- **TASK TO CARRY OUT**
Only the lines that include "description" should be copied from the data below.

(Data items)
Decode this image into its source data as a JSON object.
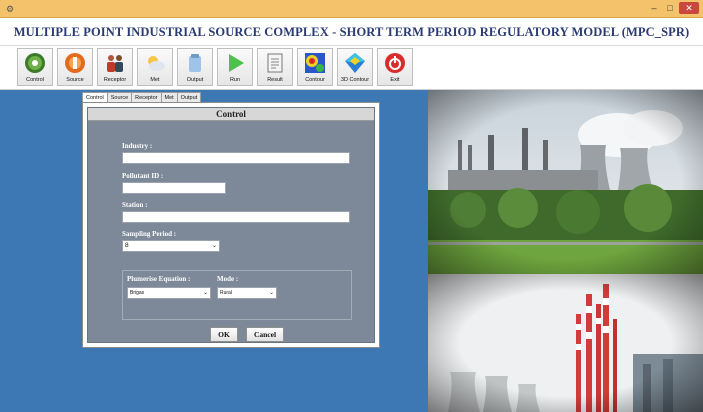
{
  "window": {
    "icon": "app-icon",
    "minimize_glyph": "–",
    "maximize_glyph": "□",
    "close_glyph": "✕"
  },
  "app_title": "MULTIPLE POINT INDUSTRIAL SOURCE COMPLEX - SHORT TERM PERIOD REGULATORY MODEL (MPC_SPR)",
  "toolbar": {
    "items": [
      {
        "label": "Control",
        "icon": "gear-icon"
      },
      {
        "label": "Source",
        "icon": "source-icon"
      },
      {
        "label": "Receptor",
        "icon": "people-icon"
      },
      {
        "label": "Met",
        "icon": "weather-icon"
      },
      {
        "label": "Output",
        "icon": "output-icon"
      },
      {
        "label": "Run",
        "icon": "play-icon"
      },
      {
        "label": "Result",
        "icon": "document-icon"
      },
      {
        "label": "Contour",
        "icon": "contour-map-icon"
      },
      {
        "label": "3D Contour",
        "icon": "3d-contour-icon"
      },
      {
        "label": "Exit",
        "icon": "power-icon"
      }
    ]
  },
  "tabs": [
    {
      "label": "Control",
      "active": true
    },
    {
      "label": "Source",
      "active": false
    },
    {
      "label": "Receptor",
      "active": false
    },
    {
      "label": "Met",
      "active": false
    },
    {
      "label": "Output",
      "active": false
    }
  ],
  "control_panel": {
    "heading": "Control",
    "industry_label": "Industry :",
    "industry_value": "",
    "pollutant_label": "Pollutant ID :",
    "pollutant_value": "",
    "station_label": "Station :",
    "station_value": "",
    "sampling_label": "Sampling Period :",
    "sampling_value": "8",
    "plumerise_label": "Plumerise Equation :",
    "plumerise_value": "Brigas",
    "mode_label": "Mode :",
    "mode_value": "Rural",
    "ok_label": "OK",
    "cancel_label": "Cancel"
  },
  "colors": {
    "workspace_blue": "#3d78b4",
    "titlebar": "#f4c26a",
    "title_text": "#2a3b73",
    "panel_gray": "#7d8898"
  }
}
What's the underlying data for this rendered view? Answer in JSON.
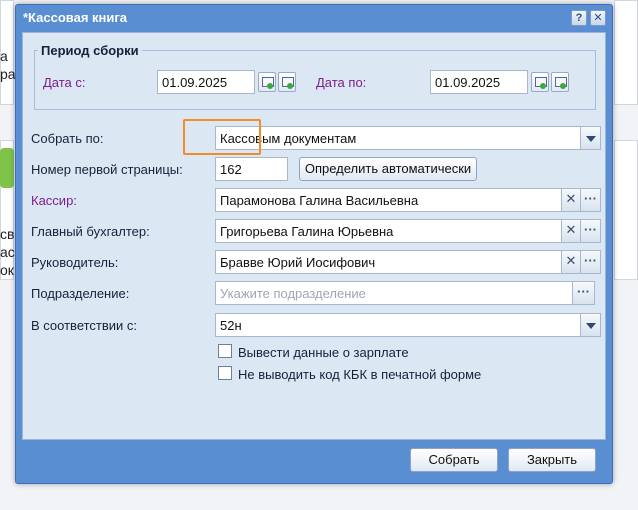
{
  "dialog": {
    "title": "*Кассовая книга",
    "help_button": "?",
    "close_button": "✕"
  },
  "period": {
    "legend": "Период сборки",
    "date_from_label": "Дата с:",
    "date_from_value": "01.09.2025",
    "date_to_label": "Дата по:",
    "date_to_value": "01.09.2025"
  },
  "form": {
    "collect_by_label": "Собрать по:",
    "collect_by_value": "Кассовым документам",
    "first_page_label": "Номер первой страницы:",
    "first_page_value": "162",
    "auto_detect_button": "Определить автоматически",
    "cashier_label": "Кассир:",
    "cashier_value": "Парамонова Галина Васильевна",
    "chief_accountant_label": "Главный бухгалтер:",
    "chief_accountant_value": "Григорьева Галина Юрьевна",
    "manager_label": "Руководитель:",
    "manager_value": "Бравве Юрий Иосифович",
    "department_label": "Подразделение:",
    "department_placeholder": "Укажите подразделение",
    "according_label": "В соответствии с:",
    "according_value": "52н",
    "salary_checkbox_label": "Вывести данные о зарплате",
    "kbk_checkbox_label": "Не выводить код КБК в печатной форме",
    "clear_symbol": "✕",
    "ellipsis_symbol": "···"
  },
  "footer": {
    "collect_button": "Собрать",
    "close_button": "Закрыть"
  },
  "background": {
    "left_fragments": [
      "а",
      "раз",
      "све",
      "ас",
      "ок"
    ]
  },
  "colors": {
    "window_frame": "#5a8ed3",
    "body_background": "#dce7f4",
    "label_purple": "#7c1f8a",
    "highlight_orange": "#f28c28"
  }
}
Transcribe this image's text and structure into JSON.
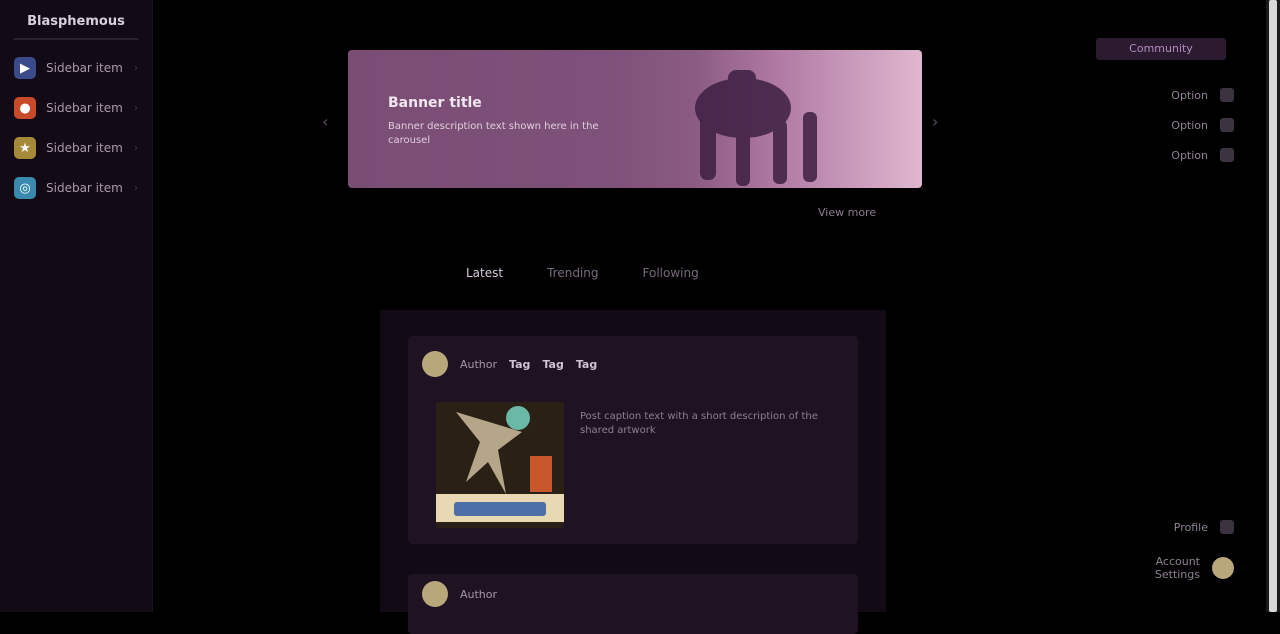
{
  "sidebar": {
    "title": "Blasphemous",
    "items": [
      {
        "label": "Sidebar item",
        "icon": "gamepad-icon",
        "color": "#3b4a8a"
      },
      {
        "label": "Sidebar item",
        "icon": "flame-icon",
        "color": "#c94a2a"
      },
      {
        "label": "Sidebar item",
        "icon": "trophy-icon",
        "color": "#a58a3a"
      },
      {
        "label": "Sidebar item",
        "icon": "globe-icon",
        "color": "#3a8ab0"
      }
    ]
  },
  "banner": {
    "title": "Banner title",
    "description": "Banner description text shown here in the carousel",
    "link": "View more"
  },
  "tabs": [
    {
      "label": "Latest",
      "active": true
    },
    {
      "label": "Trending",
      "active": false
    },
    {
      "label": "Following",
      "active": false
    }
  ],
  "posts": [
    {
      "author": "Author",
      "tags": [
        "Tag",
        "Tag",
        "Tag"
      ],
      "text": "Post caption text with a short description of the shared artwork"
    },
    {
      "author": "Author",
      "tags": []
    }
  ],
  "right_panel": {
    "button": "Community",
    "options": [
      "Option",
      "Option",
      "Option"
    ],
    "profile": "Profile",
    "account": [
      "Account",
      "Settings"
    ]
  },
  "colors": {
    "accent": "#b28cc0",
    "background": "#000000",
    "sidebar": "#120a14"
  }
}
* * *
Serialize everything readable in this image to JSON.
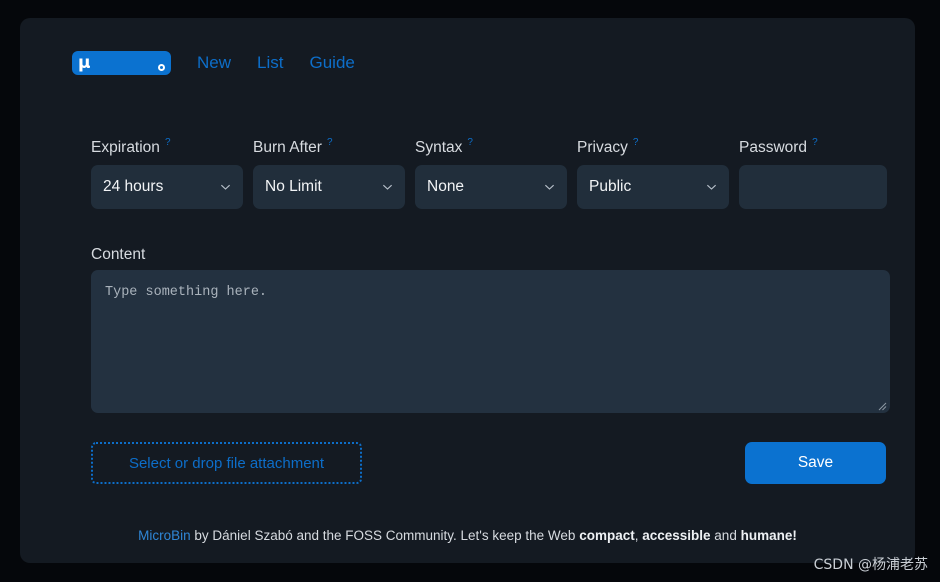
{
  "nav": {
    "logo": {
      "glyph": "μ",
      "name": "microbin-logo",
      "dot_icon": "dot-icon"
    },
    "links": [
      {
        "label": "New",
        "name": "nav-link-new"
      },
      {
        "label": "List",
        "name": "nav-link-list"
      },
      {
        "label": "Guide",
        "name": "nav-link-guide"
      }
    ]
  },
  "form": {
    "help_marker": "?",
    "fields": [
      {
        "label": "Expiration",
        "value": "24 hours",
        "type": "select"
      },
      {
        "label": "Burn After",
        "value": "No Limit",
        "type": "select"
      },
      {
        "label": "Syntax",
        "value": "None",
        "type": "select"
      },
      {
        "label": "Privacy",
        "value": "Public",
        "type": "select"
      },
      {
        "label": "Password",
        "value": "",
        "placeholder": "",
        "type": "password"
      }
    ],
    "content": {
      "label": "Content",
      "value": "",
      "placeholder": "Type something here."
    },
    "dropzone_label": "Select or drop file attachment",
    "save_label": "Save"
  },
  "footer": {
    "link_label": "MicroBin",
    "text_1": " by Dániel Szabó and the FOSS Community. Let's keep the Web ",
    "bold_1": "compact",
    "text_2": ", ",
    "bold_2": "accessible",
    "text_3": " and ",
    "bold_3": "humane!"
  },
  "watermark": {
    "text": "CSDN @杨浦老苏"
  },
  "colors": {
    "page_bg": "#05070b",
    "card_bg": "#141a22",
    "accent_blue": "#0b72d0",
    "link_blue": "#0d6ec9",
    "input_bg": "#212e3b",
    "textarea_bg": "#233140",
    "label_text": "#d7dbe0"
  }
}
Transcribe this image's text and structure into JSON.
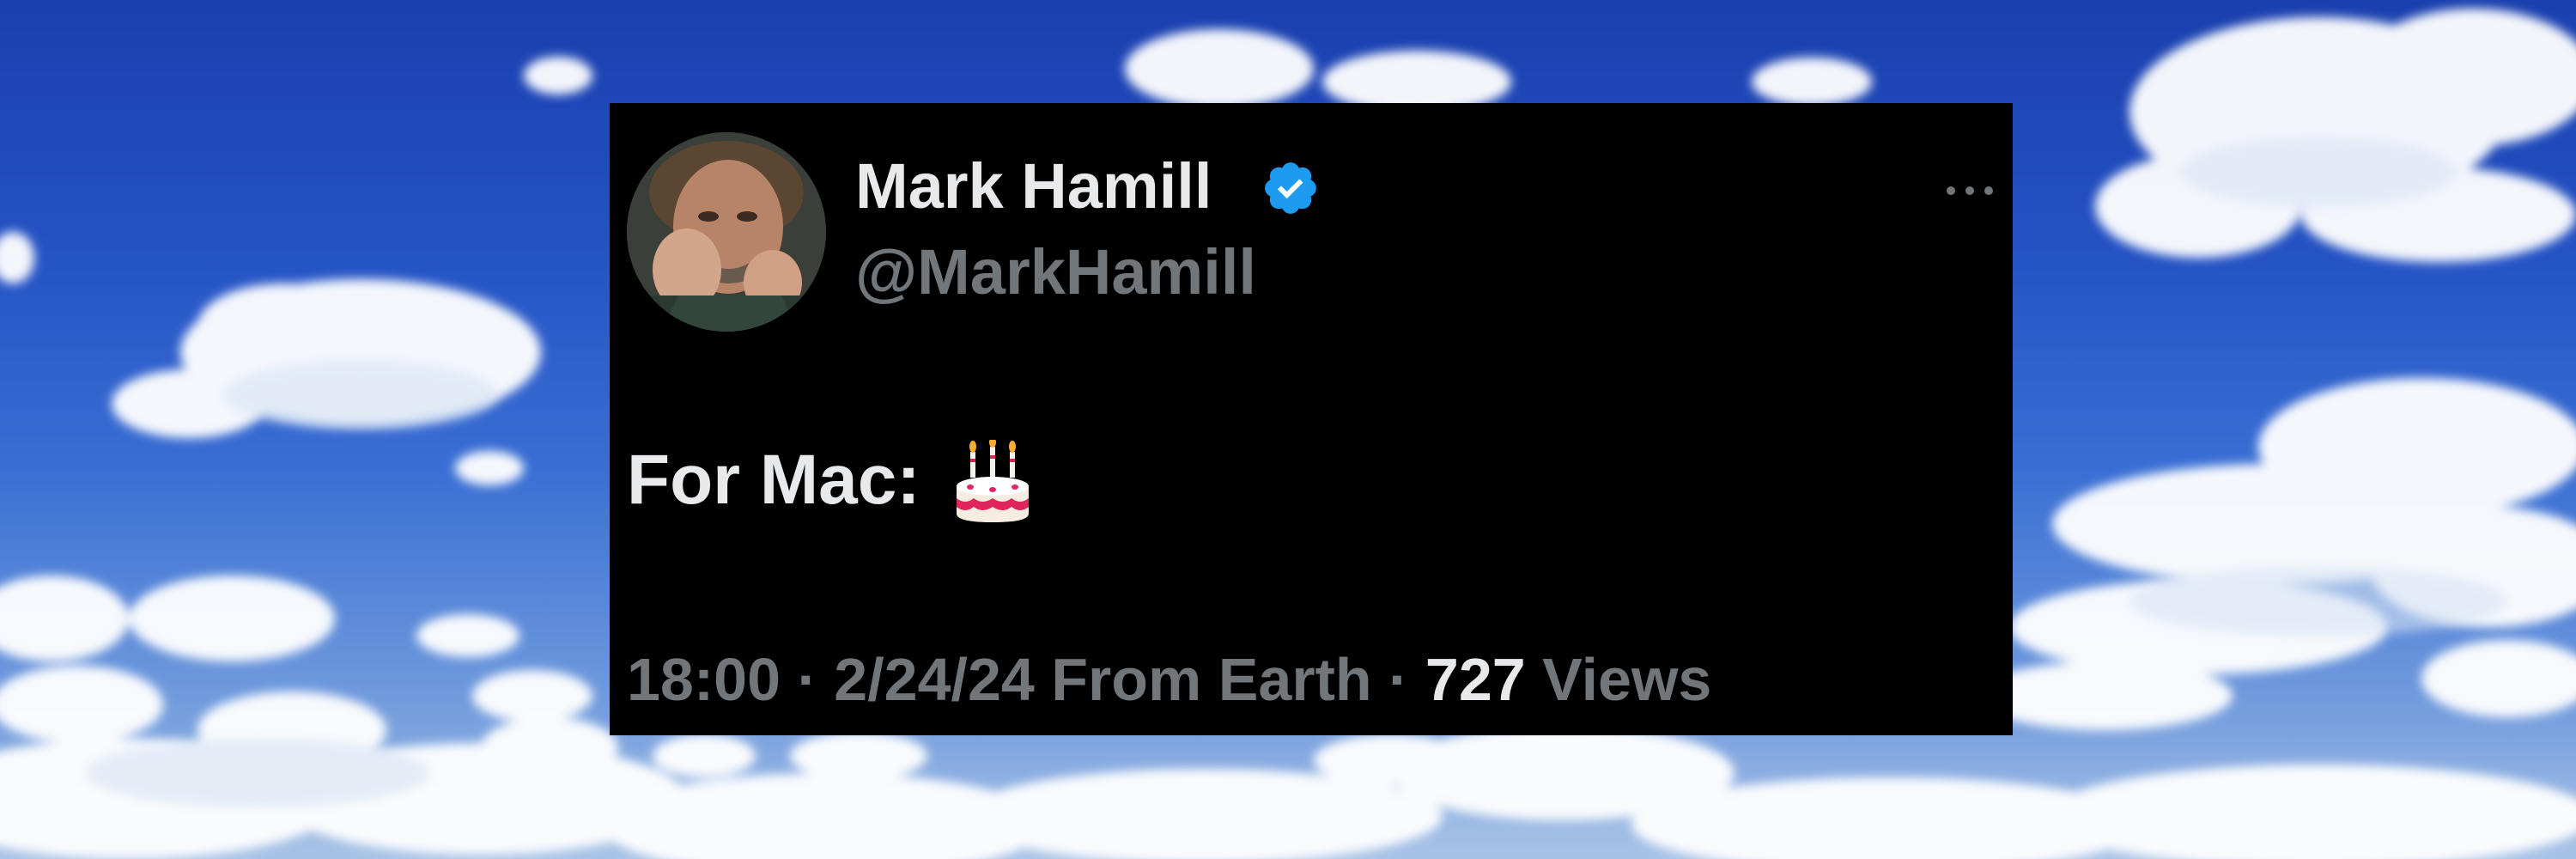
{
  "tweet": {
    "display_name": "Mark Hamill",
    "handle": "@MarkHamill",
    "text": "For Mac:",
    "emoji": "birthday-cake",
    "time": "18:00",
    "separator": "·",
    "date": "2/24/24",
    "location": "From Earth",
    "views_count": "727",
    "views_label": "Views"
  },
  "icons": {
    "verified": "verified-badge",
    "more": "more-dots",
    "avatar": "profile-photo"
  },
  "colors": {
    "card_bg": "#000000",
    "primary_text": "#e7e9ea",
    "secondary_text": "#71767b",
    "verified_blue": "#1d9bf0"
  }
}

- **ANSWER SPACE**
    "description": "Banner description text shown here in the carousel",
      "text": "Post caption text with a short description of the shared artwork"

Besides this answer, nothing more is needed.